PROBLEM:
All of the data that follows needs to be printed again, exactly as it reads.

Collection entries
%%

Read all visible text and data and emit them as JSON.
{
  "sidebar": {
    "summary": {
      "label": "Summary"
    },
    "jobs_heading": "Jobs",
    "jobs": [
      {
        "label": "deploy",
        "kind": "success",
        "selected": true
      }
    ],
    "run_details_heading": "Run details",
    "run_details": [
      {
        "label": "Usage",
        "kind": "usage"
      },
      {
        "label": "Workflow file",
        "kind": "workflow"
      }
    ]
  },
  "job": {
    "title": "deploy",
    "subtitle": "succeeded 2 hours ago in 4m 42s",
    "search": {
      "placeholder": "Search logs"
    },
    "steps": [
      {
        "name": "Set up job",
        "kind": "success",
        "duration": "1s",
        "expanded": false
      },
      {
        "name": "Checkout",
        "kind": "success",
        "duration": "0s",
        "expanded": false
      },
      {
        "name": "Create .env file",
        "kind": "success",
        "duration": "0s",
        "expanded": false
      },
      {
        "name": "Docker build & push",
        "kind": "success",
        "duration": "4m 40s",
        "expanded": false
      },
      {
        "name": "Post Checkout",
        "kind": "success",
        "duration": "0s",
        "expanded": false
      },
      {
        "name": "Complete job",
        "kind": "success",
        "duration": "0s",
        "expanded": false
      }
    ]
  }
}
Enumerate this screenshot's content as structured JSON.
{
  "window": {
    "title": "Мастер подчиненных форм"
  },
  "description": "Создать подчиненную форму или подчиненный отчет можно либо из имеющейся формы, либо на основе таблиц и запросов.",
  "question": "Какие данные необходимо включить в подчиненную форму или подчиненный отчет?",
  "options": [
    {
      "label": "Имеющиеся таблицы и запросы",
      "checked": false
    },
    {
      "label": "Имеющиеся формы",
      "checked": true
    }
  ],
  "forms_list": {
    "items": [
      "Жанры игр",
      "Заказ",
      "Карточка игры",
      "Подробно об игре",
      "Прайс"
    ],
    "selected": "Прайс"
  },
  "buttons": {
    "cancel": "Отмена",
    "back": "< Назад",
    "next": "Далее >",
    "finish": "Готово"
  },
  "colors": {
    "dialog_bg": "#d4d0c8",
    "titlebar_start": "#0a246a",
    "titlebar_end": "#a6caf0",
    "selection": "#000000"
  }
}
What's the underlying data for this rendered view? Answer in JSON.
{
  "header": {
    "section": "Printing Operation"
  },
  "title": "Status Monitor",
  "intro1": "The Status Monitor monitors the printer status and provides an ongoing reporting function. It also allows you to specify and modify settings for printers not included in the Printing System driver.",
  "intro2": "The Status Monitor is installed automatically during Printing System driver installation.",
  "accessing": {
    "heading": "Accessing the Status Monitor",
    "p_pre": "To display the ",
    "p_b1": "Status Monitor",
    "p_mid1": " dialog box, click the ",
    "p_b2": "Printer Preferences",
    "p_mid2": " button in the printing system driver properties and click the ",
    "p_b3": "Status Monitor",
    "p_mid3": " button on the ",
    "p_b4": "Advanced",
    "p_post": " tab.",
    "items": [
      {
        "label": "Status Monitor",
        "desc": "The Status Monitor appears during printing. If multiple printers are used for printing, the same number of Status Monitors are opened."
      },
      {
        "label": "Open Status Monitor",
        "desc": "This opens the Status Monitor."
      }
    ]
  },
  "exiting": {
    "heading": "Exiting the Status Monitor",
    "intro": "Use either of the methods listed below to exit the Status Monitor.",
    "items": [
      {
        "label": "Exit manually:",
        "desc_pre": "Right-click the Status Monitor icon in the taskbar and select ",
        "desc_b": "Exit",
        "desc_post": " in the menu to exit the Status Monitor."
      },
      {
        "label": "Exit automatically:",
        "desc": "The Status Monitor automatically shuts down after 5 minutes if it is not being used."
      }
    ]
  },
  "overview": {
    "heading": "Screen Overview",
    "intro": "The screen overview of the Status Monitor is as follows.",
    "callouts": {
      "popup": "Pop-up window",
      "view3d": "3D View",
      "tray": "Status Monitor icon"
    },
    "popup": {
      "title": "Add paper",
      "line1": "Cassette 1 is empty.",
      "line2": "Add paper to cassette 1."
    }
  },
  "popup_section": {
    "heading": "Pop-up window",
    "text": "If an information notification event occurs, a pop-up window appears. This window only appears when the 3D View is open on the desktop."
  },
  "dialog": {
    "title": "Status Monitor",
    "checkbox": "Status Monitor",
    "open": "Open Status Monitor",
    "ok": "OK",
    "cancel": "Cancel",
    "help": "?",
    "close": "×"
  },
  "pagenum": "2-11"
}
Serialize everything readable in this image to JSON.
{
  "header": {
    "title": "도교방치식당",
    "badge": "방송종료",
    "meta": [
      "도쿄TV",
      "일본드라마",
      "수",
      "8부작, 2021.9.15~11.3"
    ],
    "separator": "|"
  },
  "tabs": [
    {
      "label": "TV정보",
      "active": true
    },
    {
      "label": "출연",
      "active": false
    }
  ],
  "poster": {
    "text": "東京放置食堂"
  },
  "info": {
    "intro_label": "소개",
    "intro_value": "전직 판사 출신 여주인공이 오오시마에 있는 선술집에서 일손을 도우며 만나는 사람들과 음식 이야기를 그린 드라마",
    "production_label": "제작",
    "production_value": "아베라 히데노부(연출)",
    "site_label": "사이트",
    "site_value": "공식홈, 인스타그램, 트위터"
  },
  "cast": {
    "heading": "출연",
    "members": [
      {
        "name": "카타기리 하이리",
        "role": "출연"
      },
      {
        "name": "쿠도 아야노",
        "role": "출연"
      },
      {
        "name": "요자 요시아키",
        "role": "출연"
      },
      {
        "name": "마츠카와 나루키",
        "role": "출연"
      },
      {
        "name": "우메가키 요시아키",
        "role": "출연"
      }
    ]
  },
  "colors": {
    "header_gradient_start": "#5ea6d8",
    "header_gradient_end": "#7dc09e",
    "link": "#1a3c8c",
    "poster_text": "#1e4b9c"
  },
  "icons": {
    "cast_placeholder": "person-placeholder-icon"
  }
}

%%

WORKED SOLUTION:
Read all visible text and data and emit them as JSON.
{
  "sidebar": {
    "summary": {
      "label": "Summary"
    },
    "jobs_heading": "Jobs",
    "jobs": [
      {
        "label": "deploy",
        "kind": "success",
        "selected": true
      }
    ],
    "run_details_heading": "Run details",
    "run_details": [
      {
        "label": "Usage",
        "kind": "usage"
      },
      {
        "label": "Workflow file",
        "kind": "workflow"
      }
    ]
  },
  "job": {
    "title": "deploy",
    "subtitle": "succeeded 2 hours ago in 4m 42s",
    "search": {
      "placeholder": "Search logs"
    },
    "steps": [
      {
        "name": "Set up job",
        "kind": "success",
        "duration": "1s",
        "expanded": false
      },
      {
        "name": "Checkout",
        "kind": "success",
        "duration": "0s",
        "expanded": false
      },
      {
        "name": "Create .env file",
        "kind": "success",
        "duration": "0s",
        "expanded": false
      },
      {
        "name": "Docker build & push",
        "kind": "success",
        "duration": "4m 40s",
        "expanded": false
      },
      {
        "name": "Post Checkout",
        "kind": "success",
        "duration": "0s",
        "expanded": false
      },
      {
        "name": "Complete job",
        "kind": "success",
        "duration": "0s",
        "expanded": false
      }
    ]
  }
}
Enumerate this screenshot's content as structured JSON.
{
  "window": {
    "title": "Мастер подчиненных форм"
  },
  "description": "Создать подчиненную форму или подчиненный отчет можно либо из имеющейся формы, либо на основе таблиц и запросов.",
  "question": "Какие данные необходимо включить в подчиненную форму или подчиненный отчет?",
  "options": [
    {
      "label": "Имеющиеся таблицы и запросы",
      "checked": false
    },
    {
      "label": "Имеющиеся формы",
      "checked": true
    }
  ],
  "forms_list": {
    "items": [
      "Жанры игр",
      "Заказ",
      "Карточка игры",
      "Подробно об игре",
      "Прайс"
    ],
    "selected": "Прайс"
  },
  "buttons": {
    "cancel": "Отмена",
    "back": "< Назад",
    "next": "Далее >",
    "finish": "Готово"
  },
  "colors": {
    "dialog_bg": "#d4d0c8",
    "titlebar_start": "#0a246a",
    "titlebar_end": "#a6caf0",
    "selection": "#000000"
  }
}
What's the underlying data for this rendered view? Answer in JSON.
{
  "header": {
    "section": "Printing Operation"
  },
  "title": "Status Monitor",
  "intro1": "The Status Monitor monitors the printer status and provides an ongoing reporting function. It also allows you to specify and modify settings for printers not included in the Printing System driver.",
  "intro2": "The Status Monitor is installed automatically during Printing System driver installation.",
  "accessing": {
    "heading": "Accessing the Status Monitor",
    "p_pre": "To display the ",
    "p_b1": "Status Monitor",
    "p_mid1": " dialog box, click the ",
    "p_b2": "Printer Preferences",
    "p_mid2": " button in the printing system driver properties and click the ",
    "p_b3": "Status Monitor",
    "p_mid3": " button on the ",
    "p_b4": "Advanced",
    "p_post": " tab.",
    "items": [
      {
        "label": "Status Monitor",
        "desc": "The Status Monitor appears during printing. If multiple printers are used for printing, the same number of Status Monitors are opened."
      },
      {
        "label": "Open Status Monitor",
        "desc": "This opens the Status Monitor."
      }
    ]
  },
  "exiting": {
    "heading": "Exiting the Status Monitor",
    "intro": "Use either of the methods listed below to exit the Status Monitor.",
    "items": [
      {
        "label": "Exit manually:",
        "desc_pre": "Right-click the Status Monitor icon in the taskbar and select ",
        "desc_b": "Exit",
        "desc_post": " in the menu to exit the Status Monitor."
      },
      {
        "label": "Exit automatically:",
        "desc": "The Status Monitor automatically shuts down after 5 minutes if it is not being used."
      }
    ]
  },
  "overview": {
    "heading": "Screen Overview",
    "intro": "The screen overview of the Status Monitor is as follows.",
    "callouts": {
      "popup": "Pop-up window",
      "view3d": "3D View",
      "tray": "Status Monitor icon"
    },
    "popup": {
      "title": "Add paper",
      "line1": "Cassette 1 is empty.",
      "line2": "Add paper to cassette 1."
    }
  },
  "popup_section": {
    "heading": "Pop-up window",
    "text": "If an information notification event occurs, a pop-up window appears. This window only appears when the 3D View is open on the desktop."
  },
  "dialog": {
    "title": "Status Monitor",
    "checkbox": "Status Monitor",
    "open": "Open Status Monitor",
    "ok": "OK",
    "cancel": "Cancel",
    "help": "?",
    "close": "×"
  },
  "pagenum": "2-11"
}
Serialize everything readable in this image to JSON.
{
  "header": {
    "title": "도교방치식당",
    "badge": "방송종료",
    "meta": [
      "도쿄TV",
      "일본드라마",
      "수",
      "8부작, 2021.9.15~11.3"
    ],
    "separator": "|"
  },
  "tabs": [
    {
      "label": "TV정보",
      "active": true
    },
    {
      "label": "출연",
      "active": false
    }
  ],
  "poster": {
    "text": "東京放置食堂"
  },
  "info": {
    "intro_label": "소개",
    "intro_value": "전직 판사 출신 여주인공이 오오시마에 있는 선술집에서 일손을 도우며 만나는 사람들과 음식 이야기를 그린 드라마",
    "production_label": "제작",
    "production_value": "아베라 히데노부(연출)",
    "site_label": "사이트",
    "site_value": "공식홈, 인스타그램, 트위터"
  },
  "cast": {
    "heading": "출연",
    "members": [
      {
        "name": "카타기리 하이리",
        "role": "출연"
      },
      {
        "name": "쿠도 아야노",
        "role": "출연"
      },
      {
        "name": "요자 요시아키",
        "role": "출연"
      },
      {
        "name": "마츠카와 나루키",
        "role": "출연"
      },
      {
        "name": "우메가키 요시아키",
        "role": "출연"
      }
    ]
  },
  "colors": {
    "header_gradient_start": "#5ea6d8",
    "header_gradient_end": "#7dc09e",
    "link": "#1a3c8c",
    "poster_text": "#1e4b9c"
  },
  "icons": {
    "cast_placeholder": "person-placeholder-icon"
  }
}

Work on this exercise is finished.